It was natural to assume that Coach K’s retirement would put a damper on Duke’s recruiting prowess for at least the near future.
Yes, Jon Scheyer proved himself to be an elite recruiter before he became the Blue Devils’ head-coach-in-waiting, serving as the lead assistant in bringing Zion Williamson, Paolo Banchero, Jayson Tatum and more to Durham. But throughout all those recruiting victories, Scheyer still had Krzyzewski’s five national championship rings in his back pocket. He was still able to say that they’d be playing for the winningest head coach in college basketball history.
That luxury is gone. And yet, the Duke recruiting train has continued to storm on.
Scheyer had already landed four-star sharpshooter Jaden Schutt, No. 10 overall recruit Kyle Filipowski and No. 5 overall recruit Dariq Whitehead in his Class of 2022, as well as 2023 five-star Caleb Foster, heading into this week. And then on Monday he reeled in his biggest fish yet, beating out Kentucky head coach John Calipari for the services of No. 2 overall 2022 recruit Dereck Lively.
Lively’s commitment pushed Duke’s 2022 class to No. 1 in the country—if it stays there, it would be the Blue Devils’ first No. 1 recruiting class since the Williamson-R.J. Barrett-Cam Reddish-Tre Jones-Joey Baker quintet of 2018-19.
So, how is Scheyer doing it? How in a span of two months has he constructed perhaps the best recruiting class for a rookie head coach the sport has ever seen?
It’s impossible to know for sure. Perhaps Krzyzewski, with Scheyer’s help, truly built Duke into a brand that transcends the head coach on the sideline. Perhaps Scheyer’s experience on the court for one Blue Devil championship, and on the sideline for another, helped. Perhaps it’s a mix of both of those reasons, and more. Unless you can read minds, nobody has any idea why exactly these kids are choosing Duke.
But I can tell you this—Lively, Whitehead, Filipowski and company are building a legacy that goes beyond having the best recruiting class in the nation, a legacy that might even go beyond whatever success they have on the floor together. They’re the group that’s initializing the new era of Duke men’s basketball, the one that’s bridging the gap between Krzyzewski and Scheyer and confirming to the world that this program is here to stay.
Many feared (or hoped, or simply projected, depending on where your fandom aligns) that without Krzyzewski, Duke would become just like post-Bob Knight Indiana. The Hoosiers enjoyed the final few years of Knight’s recruits after firing him, and then quickly fell into mediocrity. What Indiana was missing, however, was a class like the one Scheyer is set to bring in next fall.
Yes, it’ll be the Blue Devils’ performance on the court that truly creates the momentum necessary for Duke to remain a blue blood into the foreseeable future.
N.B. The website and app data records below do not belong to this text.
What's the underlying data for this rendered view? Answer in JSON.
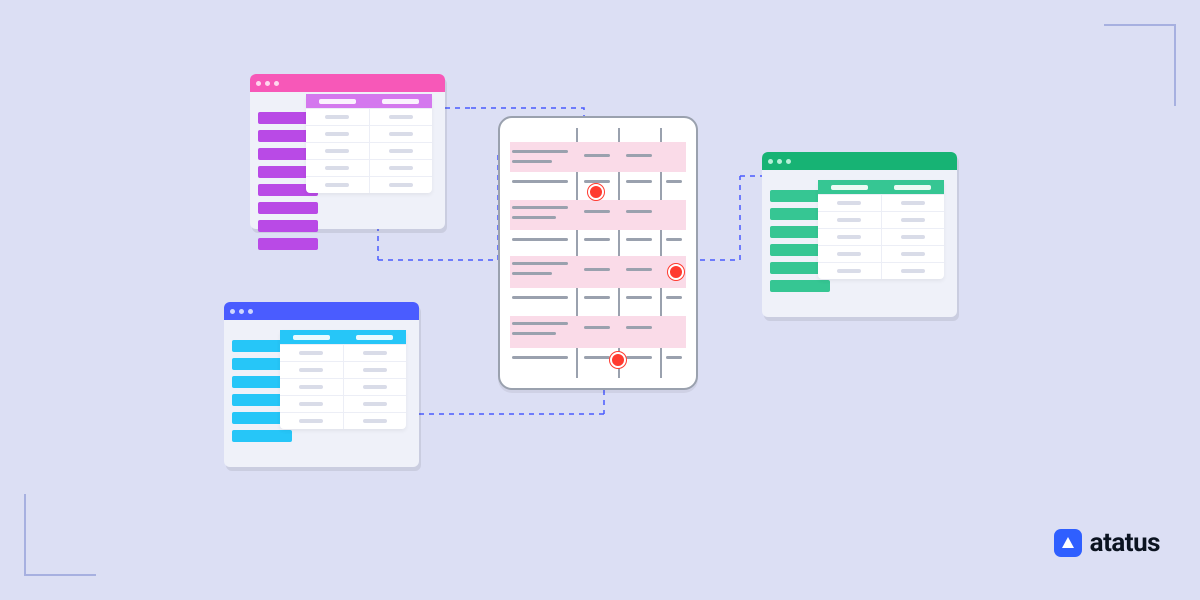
{
  "brand": {
    "name": "atatus",
    "accent": "#2f5fff"
  },
  "diagram": {
    "description": "A central document with highlighted rows and three issue markers, each linked by dashed connector arrows to a color-coded mini report window.",
    "center": {
      "type": "document-grid",
      "columns": 4,
      "highlighted_rows": 4,
      "issue_markers": 3,
      "issue_color": "#ff3b30"
    },
    "reports": [
      {
        "id": "pink",
        "position": "top-left",
        "accent": "#f758b8",
        "columns": 2,
        "rows": 5,
        "sidebar_bars": 8
      },
      {
        "id": "blue",
        "position": "bottom-left",
        "accent": "#4a5cff",
        "columns": 2,
        "rows": 5,
        "sidebar_bars": 6
      },
      {
        "id": "green",
        "position": "right",
        "accent": "#17b374",
        "columns": 2,
        "rows": 5,
        "sidebar_bars": 6
      }
    ],
    "connectors": [
      {
        "from": "center.issue1",
        "to": "pink"
      },
      {
        "from": "center.issue2",
        "to": "green"
      },
      {
        "from": "center.issue3",
        "to": "blue"
      }
    ]
  }
}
And yes, we’re still more than a year from seeing Scheyer’s first class grace the Cameron Indoor Stadium hardwood together.
But in college basketball, constructing that recruiting class comes first.
Back in the early 1980s when Krzyzewski was on the cusp of potentially losing his job in Durham, he altered his approach to recruiting en route to a Class of 1982 that included Johnny Dawkins, Mark Alarie, Jay Bilas, David Henderson and Weldon Williams. They became known as “The Class That Saved Coach K.”
Get Overtime, all Duke athletics
Signup for our editorially curated, weekly newsletter. Cancel at any time.
The Class of 2022 has the potential to become the one that launched Jon Scheyer.